What About Those Lawn Watering Restrictions?
You have enriched your soil with all the proper nutrients, over-seeded where necessary, added mulch and even purchased a reel lawn mower. But to your chagrin, you haven’t even needed to get your reel mower out of the shed, due to a lack of rain. Your city has imposed lawn watering restrictions, and as a result your grass is suffering. So what is the answer to dealing with a lack of rain? Can anything be done that not only makes for a luxuriant landscape but is also environmentally helpful? As there has been much debate over proper management of our natural resources, several states have put together a plan for drought conditions and lawn watering restrictions. While specific lawn watering restrictions vary by region, state, and city, here are a few that have been imposed across the US.

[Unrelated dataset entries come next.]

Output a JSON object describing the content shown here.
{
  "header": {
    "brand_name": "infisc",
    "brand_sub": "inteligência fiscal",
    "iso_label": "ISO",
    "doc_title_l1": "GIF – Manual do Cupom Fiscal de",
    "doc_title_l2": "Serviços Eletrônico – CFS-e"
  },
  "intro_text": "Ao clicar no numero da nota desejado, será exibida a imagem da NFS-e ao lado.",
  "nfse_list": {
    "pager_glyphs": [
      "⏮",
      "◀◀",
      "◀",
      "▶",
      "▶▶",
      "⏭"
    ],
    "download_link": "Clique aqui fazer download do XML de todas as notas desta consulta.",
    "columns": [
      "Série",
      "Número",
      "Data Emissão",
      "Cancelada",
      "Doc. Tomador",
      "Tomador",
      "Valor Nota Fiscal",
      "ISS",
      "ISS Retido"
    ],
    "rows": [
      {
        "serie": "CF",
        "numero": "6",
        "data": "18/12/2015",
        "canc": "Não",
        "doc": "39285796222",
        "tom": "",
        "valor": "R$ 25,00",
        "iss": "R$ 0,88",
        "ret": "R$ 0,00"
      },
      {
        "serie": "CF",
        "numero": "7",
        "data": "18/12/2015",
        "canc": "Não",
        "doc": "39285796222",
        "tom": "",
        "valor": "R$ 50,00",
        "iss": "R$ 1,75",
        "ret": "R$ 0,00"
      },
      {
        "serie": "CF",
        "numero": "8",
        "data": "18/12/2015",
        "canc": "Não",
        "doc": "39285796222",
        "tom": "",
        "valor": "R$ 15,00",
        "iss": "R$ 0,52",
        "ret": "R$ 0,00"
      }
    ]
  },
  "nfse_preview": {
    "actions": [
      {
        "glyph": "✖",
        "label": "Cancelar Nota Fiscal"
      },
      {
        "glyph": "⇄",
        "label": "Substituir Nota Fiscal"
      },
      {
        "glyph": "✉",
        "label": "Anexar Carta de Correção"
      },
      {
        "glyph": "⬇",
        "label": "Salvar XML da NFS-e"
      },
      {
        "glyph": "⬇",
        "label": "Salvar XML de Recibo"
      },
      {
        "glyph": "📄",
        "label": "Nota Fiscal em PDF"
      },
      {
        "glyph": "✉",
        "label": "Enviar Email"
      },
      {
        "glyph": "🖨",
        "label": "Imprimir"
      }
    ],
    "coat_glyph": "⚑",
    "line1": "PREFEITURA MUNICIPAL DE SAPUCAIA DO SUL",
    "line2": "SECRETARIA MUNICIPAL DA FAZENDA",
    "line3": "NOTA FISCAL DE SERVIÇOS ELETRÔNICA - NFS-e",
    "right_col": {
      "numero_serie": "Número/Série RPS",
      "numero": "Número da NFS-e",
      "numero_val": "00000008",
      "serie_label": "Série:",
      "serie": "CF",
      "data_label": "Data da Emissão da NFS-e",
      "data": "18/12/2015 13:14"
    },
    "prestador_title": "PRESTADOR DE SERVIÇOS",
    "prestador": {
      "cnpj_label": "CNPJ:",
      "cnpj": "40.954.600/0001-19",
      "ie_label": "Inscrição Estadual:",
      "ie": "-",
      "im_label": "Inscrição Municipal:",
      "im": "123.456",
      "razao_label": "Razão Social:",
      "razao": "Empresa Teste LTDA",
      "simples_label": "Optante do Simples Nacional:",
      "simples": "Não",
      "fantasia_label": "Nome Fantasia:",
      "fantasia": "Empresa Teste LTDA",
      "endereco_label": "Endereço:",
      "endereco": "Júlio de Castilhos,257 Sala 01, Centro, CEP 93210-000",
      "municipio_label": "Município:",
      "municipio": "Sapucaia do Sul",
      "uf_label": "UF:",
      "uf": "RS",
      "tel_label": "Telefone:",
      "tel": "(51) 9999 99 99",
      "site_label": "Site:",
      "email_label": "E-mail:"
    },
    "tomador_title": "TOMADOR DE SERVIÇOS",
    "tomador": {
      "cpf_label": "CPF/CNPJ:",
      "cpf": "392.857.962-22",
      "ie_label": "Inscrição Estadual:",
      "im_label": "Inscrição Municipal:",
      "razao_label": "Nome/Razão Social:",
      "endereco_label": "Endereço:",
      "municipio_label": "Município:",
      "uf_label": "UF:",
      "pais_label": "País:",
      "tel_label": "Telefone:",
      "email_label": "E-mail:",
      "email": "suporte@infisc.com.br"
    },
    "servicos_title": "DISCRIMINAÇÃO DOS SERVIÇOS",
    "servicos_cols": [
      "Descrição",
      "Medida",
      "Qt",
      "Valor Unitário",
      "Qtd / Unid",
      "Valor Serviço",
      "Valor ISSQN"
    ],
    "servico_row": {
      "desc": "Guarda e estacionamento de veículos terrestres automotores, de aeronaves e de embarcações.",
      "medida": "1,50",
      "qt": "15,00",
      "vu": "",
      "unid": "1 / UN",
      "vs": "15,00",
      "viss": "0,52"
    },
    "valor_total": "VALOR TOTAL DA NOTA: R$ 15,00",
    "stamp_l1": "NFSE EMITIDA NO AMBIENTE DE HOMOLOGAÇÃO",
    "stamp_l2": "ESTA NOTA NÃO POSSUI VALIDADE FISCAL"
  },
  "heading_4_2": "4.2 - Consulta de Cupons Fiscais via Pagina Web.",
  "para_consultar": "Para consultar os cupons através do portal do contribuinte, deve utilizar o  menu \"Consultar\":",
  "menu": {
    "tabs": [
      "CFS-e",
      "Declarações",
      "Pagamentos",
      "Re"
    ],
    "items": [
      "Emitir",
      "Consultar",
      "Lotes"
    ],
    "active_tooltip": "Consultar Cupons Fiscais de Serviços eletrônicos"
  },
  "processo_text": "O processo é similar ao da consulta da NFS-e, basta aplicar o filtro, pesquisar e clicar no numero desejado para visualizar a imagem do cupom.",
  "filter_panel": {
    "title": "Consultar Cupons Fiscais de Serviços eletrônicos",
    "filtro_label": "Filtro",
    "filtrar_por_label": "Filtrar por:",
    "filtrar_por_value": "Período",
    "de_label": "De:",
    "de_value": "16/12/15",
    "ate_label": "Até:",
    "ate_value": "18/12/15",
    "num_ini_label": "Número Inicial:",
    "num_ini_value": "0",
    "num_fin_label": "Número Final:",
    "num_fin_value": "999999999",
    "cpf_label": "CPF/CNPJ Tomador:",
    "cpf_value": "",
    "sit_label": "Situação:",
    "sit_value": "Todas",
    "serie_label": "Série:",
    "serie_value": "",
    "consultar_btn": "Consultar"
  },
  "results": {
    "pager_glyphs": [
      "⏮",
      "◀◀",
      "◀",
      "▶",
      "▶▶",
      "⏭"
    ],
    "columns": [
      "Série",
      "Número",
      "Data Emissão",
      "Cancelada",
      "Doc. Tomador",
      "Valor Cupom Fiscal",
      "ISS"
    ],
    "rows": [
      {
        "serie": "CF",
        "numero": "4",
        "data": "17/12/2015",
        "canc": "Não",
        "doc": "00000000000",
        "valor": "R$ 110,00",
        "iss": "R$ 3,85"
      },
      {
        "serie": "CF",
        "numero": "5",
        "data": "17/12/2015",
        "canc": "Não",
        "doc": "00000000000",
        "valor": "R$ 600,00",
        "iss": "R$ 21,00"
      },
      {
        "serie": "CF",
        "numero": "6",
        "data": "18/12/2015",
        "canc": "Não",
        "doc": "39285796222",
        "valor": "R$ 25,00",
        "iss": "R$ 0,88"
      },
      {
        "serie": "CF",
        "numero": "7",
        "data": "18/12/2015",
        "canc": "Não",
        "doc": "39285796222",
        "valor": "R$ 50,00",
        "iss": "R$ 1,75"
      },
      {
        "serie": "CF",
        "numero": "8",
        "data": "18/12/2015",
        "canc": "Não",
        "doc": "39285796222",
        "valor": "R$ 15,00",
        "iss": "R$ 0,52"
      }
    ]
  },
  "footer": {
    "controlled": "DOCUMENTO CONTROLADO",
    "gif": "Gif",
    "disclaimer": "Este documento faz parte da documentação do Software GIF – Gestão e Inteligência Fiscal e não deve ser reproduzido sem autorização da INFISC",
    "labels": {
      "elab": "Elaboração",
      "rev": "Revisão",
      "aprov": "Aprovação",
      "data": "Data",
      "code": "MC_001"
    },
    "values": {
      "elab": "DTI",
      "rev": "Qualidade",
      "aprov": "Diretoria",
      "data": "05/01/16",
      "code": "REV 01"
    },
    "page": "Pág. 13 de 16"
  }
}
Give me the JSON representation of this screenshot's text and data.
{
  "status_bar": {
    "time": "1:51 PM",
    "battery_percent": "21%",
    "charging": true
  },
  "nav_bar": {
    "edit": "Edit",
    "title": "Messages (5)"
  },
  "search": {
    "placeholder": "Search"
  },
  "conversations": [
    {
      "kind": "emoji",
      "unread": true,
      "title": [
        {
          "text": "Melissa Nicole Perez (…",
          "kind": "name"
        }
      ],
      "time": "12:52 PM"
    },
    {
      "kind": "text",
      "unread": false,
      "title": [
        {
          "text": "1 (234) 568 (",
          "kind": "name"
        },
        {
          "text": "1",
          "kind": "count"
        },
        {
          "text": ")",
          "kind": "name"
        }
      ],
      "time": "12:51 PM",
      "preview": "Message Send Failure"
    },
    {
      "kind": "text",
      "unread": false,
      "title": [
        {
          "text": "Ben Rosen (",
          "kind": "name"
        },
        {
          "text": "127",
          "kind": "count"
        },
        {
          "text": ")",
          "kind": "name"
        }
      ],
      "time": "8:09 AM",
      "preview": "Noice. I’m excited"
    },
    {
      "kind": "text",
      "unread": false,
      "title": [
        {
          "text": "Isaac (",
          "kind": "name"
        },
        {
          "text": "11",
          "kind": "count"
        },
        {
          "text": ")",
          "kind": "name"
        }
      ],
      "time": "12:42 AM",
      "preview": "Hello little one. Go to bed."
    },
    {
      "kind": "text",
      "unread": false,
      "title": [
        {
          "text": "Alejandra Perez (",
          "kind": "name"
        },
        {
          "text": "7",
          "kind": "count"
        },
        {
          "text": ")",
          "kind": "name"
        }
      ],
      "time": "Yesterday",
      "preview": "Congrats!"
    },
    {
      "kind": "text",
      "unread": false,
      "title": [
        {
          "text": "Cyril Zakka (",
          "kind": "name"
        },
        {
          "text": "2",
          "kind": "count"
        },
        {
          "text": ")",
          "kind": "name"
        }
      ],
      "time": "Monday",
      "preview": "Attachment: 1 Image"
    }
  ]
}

Areas with particularly stringent lawn water restrictions are those in desert regions of California, Arizona, New Mexico, Texas, and Nevada. However, just because you are is under lawn watering restrictions, you don’t have to resign yourself to an uninviting lawn. There are a number of things you can do to maintain your green yard, without being guilty of breaking your town’s lawn water restrictions.
Lawn Watering Restrictions across the United States
|A one day a week watering schedule||Florida|
|In cases where new grass has been planted, it can be watered daily the first 15 days but only every other day the next 15 days||Florida|
|Lawn watering with a sprinkler or micro-irrigation system must be done either before 8am or after 6pm||Florida|
|May 1st to Sept. 30th – residents in many US cities can only water their lawns every other day- those with even numbered address on even dates of the month and those with odd address on the odd||Texas, Georgia, Illinois, Minnesota, North Carolina, Tennessee|
|Lawn water restrictions are in effect from 10a-5p-lawn watering prohibited||Minnesota|
Lawn Watering Restrictions—Yard Saving Tips:
- Water less often, slowly reducing the amount of water – this keeps the grass from being “stress-out” and conditioned if a total ban is established.
- Minimize activity (walking, playing games, etc..) on the grass.
- Let the grass grow longer – decreases the amount of moisture lost from soil.
- Water your lawn between 4 and 6 am, unless prohibited by lawn watering restrictions; however, it is best not to water every day.
- Aerate your soil to allow for circulation of air and moisture.
- During times of drought, do not apply nitrogen-rich fertilizer as they require more growth and extra water.
- Wetting agents – aka surfactant is a compound that helps the soil absorb water more readily because it releases the water’s surface tension and causes beading and puddling.